Communities have lived, worked and enjoyed the beauty and tranquillity of the canal since it was built. We must ensure it is not allowed decline and ultimately restore it to full use.
By becoming a member of the Tennant Canal Association, you can personally help to restore it for generations to come.
There’s something about being in nature and close to water away from urban areas. It’s literally a breath of fresh air. Why should people be stressed out on their way to work each morning when they could be walking or cycling along the canal. Active travel is something that’s being promoted by government and local authorities to reduce carbon emissions and improve quality of life at the same time. It’s a win win.
Then, after work or at the weekend you could do something you’ve never done before like take a paddle in a canoe or kayak and experience a new kind of slow travel that allows you to take in everything around you in a completely new way or just walk the dog on a decent path along a canal in good condition rather than something that you worry could go to wrack and ruin unless a few simple steps are taken.
How about fishing rights? We plan to explore the option of getting the necessary permissions and public liability insurance to sell licenses or perhaps include them in your annual membership.
We’ll need work parties and equipment for them to help clean up and maintain the canal.
Community is something that builds over time.

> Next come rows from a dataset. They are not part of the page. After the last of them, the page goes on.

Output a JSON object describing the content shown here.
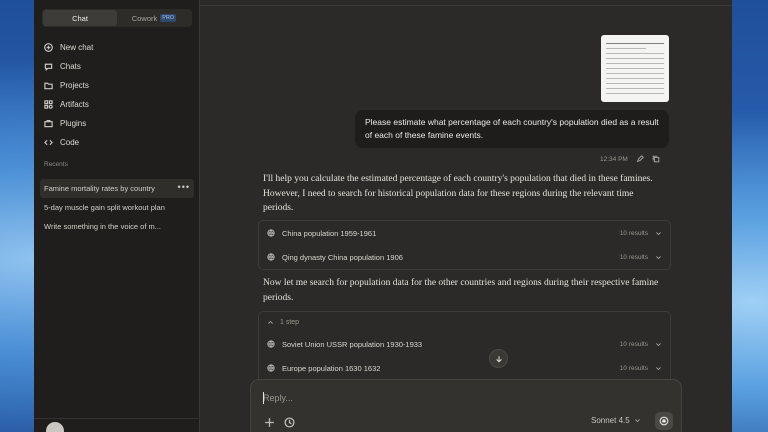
{
  "sidebar": {
    "modes": [
      {
        "label": "Chat",
        "active": true
      },
      {
        "label": "Cowork",
        "badge": "PRO",
        "active": false
      }
    ],
    "nav": [
      {
        "label": "New chat",
        "icon": "plus-icon"
      },
      {
        "label": "Chats",
        "icon": "chat-bubble-icon"
      },
      {
        "label": "Projects",
        "icon": "folder-icon"
      },
      {
        "label": "Artifacts",
        "icon": "artifacts-grid-icon"
      },
      {
        "label": "Plugins",
        "icon": "briefcase-icon"
      },
      {
        "label": "Code",
        "icon": "code-brackets-icon"
      }
    ],
    "recents_label": "Recents",
    "recents": [
      {
        "label": "Famine mortality rates by country",
        "active": true
      },
      {
        "label": "5-day muscle gain split workout plan",
        "active": false
      },
      {
        "label": "Write something in the voice of m...",
        "active": false
      }
    ]
  },
  "conversation": {
    "user_message": "Please estimate what percentage of each country's population died as a result of each of these famine events.",
    "user_time": "12:34 PM",
    "assistant_p1": "I'll help you calculate the estimated percentage of each country's population that died in these famines. However, I need to search for historical population data for these regions during the relevant time periods.",
    "searches_1": [
      {
        "query": "China population 1959-1961",
        "results": "10 results"
      },
      {
        "query": "Qing dynasty China population 1906",
        "results": "10 results"
      }
    ],
    "assistant_p2": "Now let me search for population data for the other countries and regions during their respective famine periods.",
    "step_label": "1 step",
    "searches_2": [
      {
        "query": "Soviet Union USSR population 1930-1933",
        "results": "10 results"
      },
      {
        "query": "Europe population 1630 1632",
        "results": "10 results"
      }
    ]
  },
  "composer": {
    "placeholder": "Reply...",
    "model": "Sonnet 4.5"
  },
  "colors": {
    "sidebar_bg": "#1f1e1c",
    "main_bg": "#2b2a28",
    "bubble_bg": "#1e1d1b",
    "composer_bg": "#33322f"
  }
}
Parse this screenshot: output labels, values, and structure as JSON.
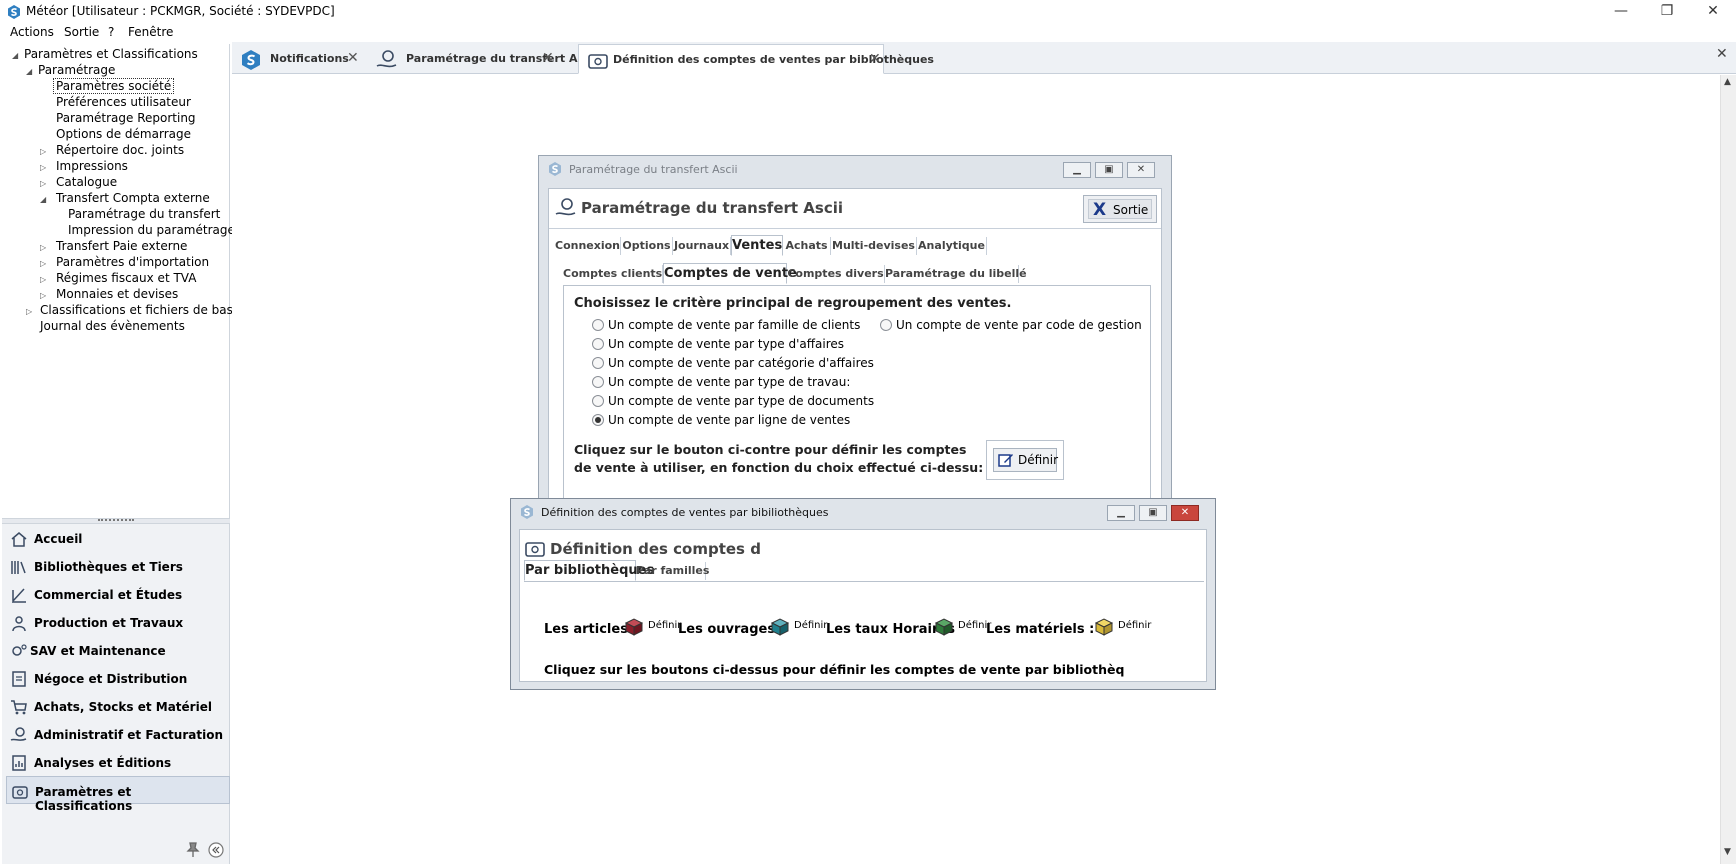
{
  "window": {
    "title": "Météor [Utilisateur : PCKMGR, Société : SYDEVPDC]",
    "minimize": "—",
    "restore": "❐",
    "close": "✕"
  },
  "menu": [
    "Actions",
    "Sortie",
    "?",
    "Fenêtre"
  ],
  "tree": {
    "root": "Paramètres et Classifications",
    "parametrage": "Paramétrage",
    "items": [
      "Paramètres société",
      "Préférences utilisateur",
      "Paramétrage Reporting",
      "Options de démarrage",
      "Répertoire doc. joints",
      "Impressions",
      "Catalogue",
      "Transfert Compta externe",
      "Paramétrage du transfert",
      "Impression du paramétrage",
      "Transfert Paie externe",
      "Paramètres d'importation",
      "Régimes fiscaux et TVA",
      "Monnaies et devises",
      "Classifications et fichiers de base",
      "Journal des évènements"
    ]
  },
  "nav": [
    "Accueil",
    "Bibliothèques et Tiers",
    "Commercial et Études",
    "Production et Travaux",
    "SAV et Maintenance",
    "Négoce et Distribution",
    "Achats, Stocks et Matériel",
    "Administratif et Facturation",
    "Analyses et Éditions",
    "Paramètres et Classifications"
  ],
  "tabs": [
    "Notifications",
    "Paramétrage du transfert Ascii",
    "Définition des comptes de ventes par bibliothèques"
  ],
  "tab_close": "✕",
  "win1": {
    "caption": "Paramétrage du transfert Ascii",
    "header": "Paramétrage du transfert Ascii",
    "exit": "Sortie",
    "tabs": [
      "Connexion",
      "Options",
      "Journaux",
      "Ventes",
      "Achats",
      "Multi-devises",
      "Analytique"
    ],
    "subtabs": [
      "Comptes clients",
      "Comptes de vente",
      "Comptes divers",
      "Paramétrage du libellé"
    ],
    "prompt": "Choisissez le critère principal de regroupement des ventes.",
    "options": [
      "Un compte de vente par famille de clients",
      "Un compte de vente par type d'affaires",
      "Un compte de vente par catégorie d'affaires",
      "Un compte de vente par type de travau:",
      "Un compte de vente par type de documents",
      "Un compte de vente par ligne de ventes"
    ],
    "option_right": "Un compte de vente par code de gestion",
    "help_line1": "Cliquez sur le bouton ci-contre pour définir les comptes",
    "help_line2": "de vente à utiliser, en fonction du choix effectué ci-dessu:",
    "define": "Définir"
  },
  "win2": {
    "caption": "Définition des comptes de ventes par bibiliothèques",
    "header": "Définition des comptes d",
    "tabs": [
      "Par bibliothèques",
      "Par familles"
    ],
    "articles": "Les articles :",
    "ouvrages": "Les ouvrages :",
    "taux": "Les taux Horaires",
    "materiels": "Les matériels :",
    "define": "Définir",
    "help": "Cliquez sur les boutons ci-dessus pour définir les comptes de vente par bibliothèq"
  },
  "colors": {
    "accent": "#2f7fc1",
    "book_red": "#8b1e2a",
    "book_teal": "#1f7f8c",
    "book_green": "#2f7a3a",
    "book_yellow": "#d8b93a"
  }
}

I live on Canalside because I wanted to live somewhere beautiful. Looking out the window to ducks and swans or just across the water is a delight. I found that periods of hardship e.g. flooding act as a catalyst to bring the existing community together and to create a wider community.
Following Storm Dennis Canalside was devastated. The river Neath overtopped its banks and filled the entire canal within minutes. The next thing we knew, it was coming through our letterboxes, but we stuck together and got to know each other better. We gathered media and celebrity attention (thanks Michael Sheen!) and staged a clearing of rocks from the Neath riverbed in order to ‘persuade’ NRW to do a bit of dredging to reduce the risk of future flooding down the canal. Watch the ITV news broadcast here.
The community coming together to ‘persuade’ NRW to remove the build-up of stones that make flooding more likely.
When communities come together behind a cause, real change can happen, quickly. We need to build a community of people who care about preserving and restoring our heritage through joining, donating or volunteering time to get things done, whether that be sending emails, talking to the people who can make decisions or getting your hands dirty in and around the canal itself. Together we can do it and make a few friends while giving a good go.
None of this will be possible without getting the necessary permissions, permits licenses and insurance. At the moment fishing isn’t technically allowed. Even permitted path agreements along much of the canal have lapsed. The same goes for any activity on the water.
So let us build that community and get stuff done then enjoy the results.
A Walk Along The Canal
The canal is important to the local community for mental health and physical wellbeing. It makes a very pleasant and tranquil walk through unspoilt and historical landscapes. There are many points that you can get on and off the canal towpath.
Let us take a quick walk along to see some points of interest. Starting at Port Tennant heading towards Aberdulais you follow the Wales Coastal Path to Jersey Marine where Crymlyn Bog and Pant y Sais National Nature Reserves are. Carry on up the canal and you will see many CADW listed bridges. Then we arrive at Neath Abbey a 12th Century Cistercian Abbey which was of great importance in its day. It later became a Tudor manor house and then a copper works! A large amount of industrial waste was removed in the 1920s and it is now in the care of CADW (free access 10.00 – 16.00 daily).
As you keep heading up towards Aberdulais the River Neath runs alongside the Tennant Canal. At Neath you will see the first ever bridge that was built in Neath across the river.
As you keep going it is very peaceful and you will pass a few bridges including one designed by Brunel across the canal.
Keep heading towards Aberdulais you will pass more bridges. At Aberdulais Canal Side is a now much photographed pretty row of cottages. The canal ends with the water inlet to the canal. Beyond this the Rivers Dulais and Neath meet, and the historic aqueduct which previously linked the Tennant and Neath Canals crosses the River Neath. Before the road was built from Tonna to Cadoxton coffins were carried by boat across the aqueduct for burial at Cadoxton Church at a cost of 1d (old penny). It has also been said that boats loaded with gunpowder from Glynneath would cross at night with the horses hooves covered in sacking to prevent any sparks being created!
The TCA will be inquiring in the future about fishing rights for the canal, but we will need to ensure we have a stable water source to feed the canal before this could be done.